━━ Extracted entries

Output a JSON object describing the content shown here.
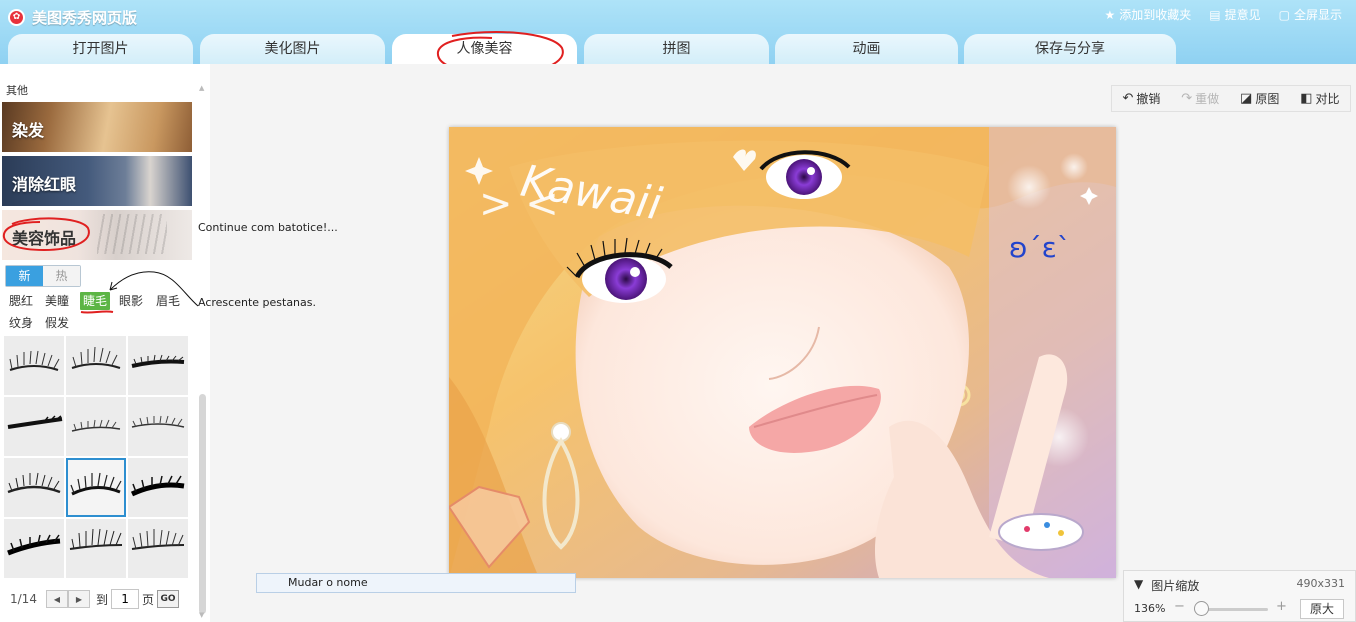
{
  "header": {
    "app_title": "美图秀秀网页版",
    "links": [
      "添加到收藏夹",
      "提意见",
      "全屏显示"
    ]
  },
  "tabs": [
    "打开图片",
    "美化图片",
    "人像美容",
    "拼图",
    "动画",
    "保存与分享"
  ],
  "active_tab": "人像美容",
  "left_panel": {
    "category_label": "其他",
    "banners": [
      "染发",
      "消除红眼",
      "美容饰品"
    ],
    "toggle": [
      "新",
      "热"
    ],
    "subcategories": [
      "腮红",
      "美瞳",
      "睫毛",
      "眼影",
      "眉毛",
      "纹身",
      "假发"
    ],
    "selected_subcategory": "睫毛",
    "pager": {
      "count": "1/14",
      "to_label": "到",
      "page_value": "1",
      "unit_label": "页",
      "go_label": "GO"
    }
  },
  "annotations": {
    "note_1": "Continue com batotice!...",
    "note_2": "Acrescente pestanas."
  },
  "toolbar": {
    "undo": "撤销",
    "redo": "重做",
    "original": "原图",
    "compare": "对比"
  },
  "photo_text": {
    "kawaii": "Kawaii",
    "face": "ʚ´ε`"
  },
  "rename_bar": "Mudar o nome",
  "zoom_panel": {
    "title": "图片缩放",
    "dims": "490x331",
    "percent": "136%",
    "original_size": "原大"
  },
  "colors": {
    "header": "#8fd1f2",
    "accent": "#3aa0e0",
    "selected": "#5cb545"
  }
}
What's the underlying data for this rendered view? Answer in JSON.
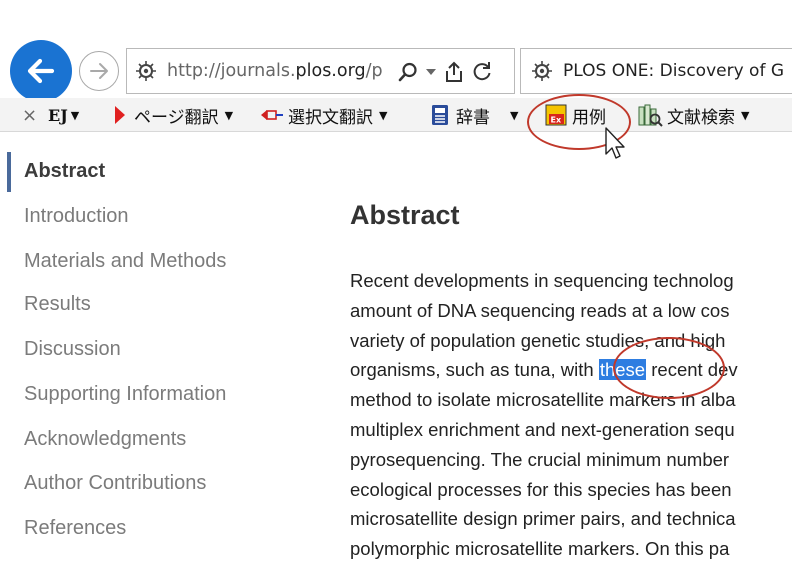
{
  "browser": {
    "url_prefix": "http://journals.",
    "url_domain": "plos.org",
    "url_suffix": "/p",
    "tab_title": "PLOS ONE: Discovery of G"
  },
  "toolbar": {
    "close_symbol": "×",
    "ej_label": "EJ",
    "page_translate_label": "ページ翻訳",
    "selection_translate_label": "選択文翻訳",
    "dictionary_label": "辞書",
    "examples_label": "用例",
    "literature_search_label": "文献検索"
  },
  "sidebar": {
    "items": [
      {
        "label": "Abstract"
      },
      {
        "label": "Introduction"
      },
      {
        "label": "Materials and Methods"
      },
      {
        "label": "Results"
      },
      {
        "label": "Discussion"
      },
      {
        "label": "Supporting Information"
      },
      {
        "label": "Acknowledgments"
      },
      {
        "label": "Author Contributions"
      },
      {
        "label": "References"
      }
    ]
  },
  "main": {
    "heading": "Abstract",
    "lines": [
      "Recent developments in sequencing technolog",
      "amount of DNA sequencing reads at a low cos",
      "variety of population genetic studies, and high",
      "organisms, such as tuna, with ",
      "method to isolate microsatellite markers in alba",
      "multiplex enrichment and next-generation sequ",
      "pyrosequencing. The crucial minimum number",
      "ecological processes for this species has been",
      "microsatellite design primer pairs, and technica",
      "polymorphic microsatellite markers. On this pa"
    ],
    "highlight_word": "these",
    "line4_tail": " recent dev"
  },
  "colors": {
    "back_button": "#1a73d2",
    "selection_highlight": "#2e7de1",
    "annotation_ring": "#c0392b",
    "active_sidebar_bar": "#4a6a9b"
  }
}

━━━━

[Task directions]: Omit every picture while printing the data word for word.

[Answer for this exercise]:
Output a JSON object describing the content shown here.
{
  "header": {
    "app_title": "美图秀秀网页版",
    "links": [
      "添加到收藏夹",
      "提意见",
      "全屏显示"
    ]
  },
  "tabs": [
    "打开图片",
    "美化图片",
    "人像美容",
    "拼图",
    "动画",
    "保存与分享"
  ],
  "active_tab": "人像美容",
  "left_panel": {
    "category_label": "其他",
    "banners": [
      "染发",
      "消除红眼",
      "美容饰品"
    ],
    "toggle": [
      "新",
      "热"
    ],
    "subcategories": [
      "腮红",
      "美瞳",
      "睫毛",
      "眼影",
      "眉毛",
      "纹身",
      "假发"
    ],
    "selected_subcategory": "睫毛",
    "pager": {
      "count": "1/14",
      "to_label": "到",
      "page_value": "1",
      "unit_label": "页",
      "go_label": "GO"
    }
  },
  "annotations": {
    "note_1": "Continue com batotice!...",
    "note_2": "Acrescente pestanas."
  },
  "toolbar": {
    "undo": "撤销",
    "redo": "重做",
    "original": "原图",
    "compare": "对比"
  },
  "photo_text": {
    "kawaii": "Kawaii",
    "face": "ʚ´ε`"
  },
  "rename_bar": "Mudar o nome",
  "zoom_panel": {
    "title": "图片缩放",
    "dims": "490x331",
    "percent": "136%",
    "original_size": "原大"
  },
  "colors": {
    "header": "#8fd1f2",
    "accent": "#3aa0e0",
    "selected": "#5cb545"
  }
}
What's the underlying data for this rendered view? Answer in JSON.
{
  "browser": {
    "url_prefix": "http://journals.",
    "url_domain": "plos.org",
    "url_suffix": "/p",
    "tab_title": "PLOS ONE: Discovery of G"
  },
  "toolbar": {
    "close_symbol": "×",
    "ej_label": "EJ",
    "page_translate_label": "ページ翻訳",
    "selection_translate_label": "選択文翻訳",
    "dictionary_label": "辞書",
    "examples_label": "用例",
    "literature_search_label": "文献検索"
  },
  "sidebar": {
    "items": [
      {
        "label": "Abstract"
      },
      {
        "label": "Introduction"
      },
      {
        "label": "Materials and Methods"
      },
      {
        "label": "Results"
      },
      {
        "label": "Discussion"
      },
      {
        "label": "Supporting Information"
      },
      {
        "label": "Acknowledgments"
      },
      {
        "label": "Author Contributions"
      },
      {
        "label": "References"
      }
    ]
  },
  "main": {
    "heading": "Abstract",
    "lines": [
      "Recent developments in sequencing technolog",
      "amount of DNA sequencing reads at a low cos",
      "variety of population genetic studies, and high",
      "organisms, such as tuna, with ",
      "method to isolate microsatellite markers in alba",
      "multiplex enrichment and next-generation sequ",
      "pyrosequencing. The crucial minimum number",
      "ecological processes for this species has been",
      "microsatellite design primer pairs, and technica",
      "polymorphic microsatellite markers. On this pa"
    ],
    "highlight_word": "these",
    "line4_tail": " recent dev"
  },
  "colors": {
    "back_button": "#1a73d2",
    "selection_highlight": "#2e7de1",
    "annotation_ring": "#c0392b",
    "active_sidebar_bar": "#4a6a9b"
  }
}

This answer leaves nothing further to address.